Crane Reef is another site that gets a lot of attention as one of the best reef dives off of Miami. There is a crane boom there, and oddly no one knows how it got there. It's lying in 75 feet of water and is surrounded by large coral growths. Turtles, moray eels, sharks, and many tropical fish can be found here and it's one of the most popular reefs off of the Gold Coast.
For something different you won't find in many places, look at visiting Army Tank 1 and Army Tank 2, sometimes grouped together simply as the Army Tanks dive site. These are two 40 ton combat tanks from the Vietnam era that were sunk in 1994 in about 50 feet of water. Large limestone boulders can also be located close by, and lobsters are already frequently calling this place home.
If you like celebrities, take a look at Graceland Reef, thus named because it is the home of a very large green moray eel nicknamed Elvis by the locals. This is part of a plate reef that broke and dropped a few feet to create its own ledge with small caverns underneath. This is a simple dive and is even home to rare to find fish like Copper Sweepers and some nurse sharks.
Golden Beach Boulder Reef, located at Degrees 25.962667 -080.097750 was created in 2005 with the addition of a staggering 850 tons of limestone boulders. This site is located 45 feet deep and one nautical mile east of the town of Golden Beach. This site offers everything imaginable to Miami FL scuba divers and snorkelers.
The Bimini Chain Bull Run is well known for being the "Home of the Shark Feed" and is an area where you can see Caribbean Reef Sharks, Nurse Sharks, and Black Grouper compete during feeding times in a frenzy of action. After the feeding there are dozens of popular swim areas throughout the reef system worth checking out, some of which have their own names like Barracuda Reef, which is well known for being very similar to any Florida Keys snorkeling or scuba diving experience.

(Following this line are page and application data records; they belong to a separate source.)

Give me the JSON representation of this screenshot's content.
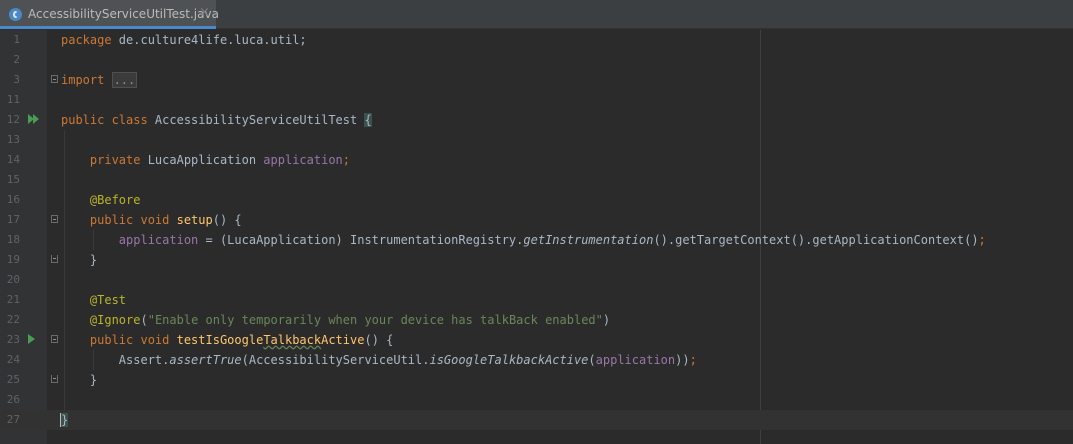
{
  "tab": {
    "title": "AccessibilityServiceUtilTest.java",
    "close": "×",
    "icon": "java-class-icon"
  },
  "colors": {
    "background": "#2b2b2b",
    "keyword": "#cc7832",
    "field": "#9876aa",
    "annotation": "#bbb529",
    "string": "#6a8759",
    "method": "#ffc66d",
    "text": "#a9b7c6",
    "linenumber": "#606366"
  },
  "lines": [
    {
      "n": "1",
      "t": [
        [
          "kw",
          "package "
        ],
        [
          "pl",
          "de.culture4life.luca.util;"
        ]
      ]
    },
    {
      "n": "2",
      "t": []
    },
    {
      "n": "3",
      "t": [
        [
          "kw",
          "import "
        ],
        [
          "folded",
          "..."
        ]
      ]
    },
    {
      "n": "11",
      "t": []
    },
    {
      "n": "12",
      "t": [
        [
          "kw",
          "public class "
        ],
        [
          "pl",
          "AccessibilityServiceUtilTest "
        ],
        [
          "bhl",
          "{"
        ]
      ]
    },
    {
      "n": "13",
      "t": []
    },
    {
      "n": "14",
      "t": [
        [
          "pl",
          "    "
        ],
        [
          "kw",
          "private "
        ],
        [
          "pl",
          "LucaApplication "
        ],
        [
          "fld",
          "application"
        ],
        [
          "kw",
          ";"
        ]
      ]
    },
    {
      "n": "15",
      "t": []
    },
    {
      "n": "16",
      "t": [
        [
          "pl",
          "    "
        ],
        [
          "ann",
          "@Before"
        ]
      ]
    },
    {
      "n": "17",
      "t": [
        [
          "pl",
          "    "
        ],
        [
          "kw",
          "public void "
        ],
        [
          "fn",
          "setup"
        ],
        [
          "pl",
          "() {"
        ]
      ]
    },
    {
      "n": "18",
      "t": [
        [
          "pl",
          "        "
        ],
        [
          "fld",
          "application "
        ],
        [
          "pl",
          "= (LucaApplication) InstrumentationRegistry."
        ],
        [
          "it",
          "getInstrumentation"
        ],
        [
          "pl",
          "().getTargetContext().getApplicationContext()"
        ],
        [
          "kw",
          ";"
        ]
      ]
    },
    {
      "n": "19",
      "t": [
        [
          "pl",
          "    }"
        ]
      ]
    },
    {
      "n": "20",
      "t": []
    },
    {
      "n": "21",
      "t": [
        [
          "pl",
          "    "
        ],
        [
          "ann",
          "@Test"
        ]
      ]
    },
    {
      "n": "22",
      "t": [
        [
          "pl",
          "    "
        ],
        [
          "ann",
          "@Ignore"
        ],
        [
          "pl",
          "("
        ],
        [
          "str",
          "\"Enable only temporarily when your device has talkBack enabled\""
        ],
        [
          "pl",
          ")"
        ]
      ]
    },
    {
      "n": "23",
      "t": [
        [
          "pl",
          "    "
        ],
        [
          "kw",
          "public void "
        ],
        [
          "fn",
          "testIsGoogle"
        ],
        [
          "fnsq",
          "Talkback"
        ],
        [
          "fn",
          "Active"
        ],
        [
          "pl",
          "() {"
        ]
      ]
    },
    {
      "n": "24",
      "t": [
        [
          "pl",
          "        Assert."
        ],
        [
          "it",
          "assertTrue"
        ],
        [
          "pl",
          "(AccessibilityServiceUtil."
        ],
        [
          "it",
          "isGoogleTalkbackActive"
        ],
        [
          "pl",
          "("
        ],
        [
          "fld",
          "application"
        ],
        [
          "pl",
          "))"
        ],
        [
          "kw",
          ";"
        ]
      ]
    },
    {
      "n": "25",
      "t": [
        [
          "pl",
          "    }"
        ]
      ]
    },
    {
      "n": "26",
      "t": []
    },
    {
      "n": "27",
      "t": [
        [
          "bhlc",
          "}"
        ]
      ]
    }
  ]
}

When it comes to actual Miami Florida snorkeling, it's hard to beat the Twin Ledges dive site. Only 15 to 20 feet deep, this dive site is a favorite among snorkelers everywhere and consists of an east ledge and a west ledge with a nice valley in the middle where the sea life absolutely flourishes!
One fun wreck to dive is the Half Moon, located at Degrees 25.727567, -080.134483. This was a 154 foot sailing yacht and during Prohibition it was a floating saloon. It sank during a storm in 1930 in only 10 feet of water and has been there ever since. The hull is covered with soft coral and sponges, and is easy to locate from Bear Cut Channel. This wreck technically lies within the borders of Biscayne National Park and is an Underwater Archaeological Preserve. While interesting to divers of skill levels, this is especially a good starting point for beginners.
Red gorgonians, jewfish, and pelagic sea life are many of the top draws to the Almirante Dive Site located at Degrees 25.416333, -080.117500. This ship is a 200-foot freighter that actually was moved again and dumped by Hurricane Andrew upside down. The coral growth is beginning to return, and many areas of twisted metal make for exciting exploration although this is somewhat of an intermediate dive in many areas.
The Biscayne Freighter, located at Degrees 25.704383 -080.088367, sits 4.5 miles east of Key Biscayne and is a 120 foot ship located in a shallow 55 feet of water. The hull is completely coral covered and this is considered one of the best locations for night diving. This is a popular spot for underwater photography and the vast schools of fish are hard to compete with. This offers sections that are great for both beginners and advanced divers.
Finally, the Sheri-Lynn is worth a visit if you have the time. The Shri-Lynn is a 235 foot freighter that is in 90 feet of water. Surrounded by concrete blocks and Chevron tanks, there is tons of sea life all around and there are even many holes in the outer hull of the boat to allow inside exploration.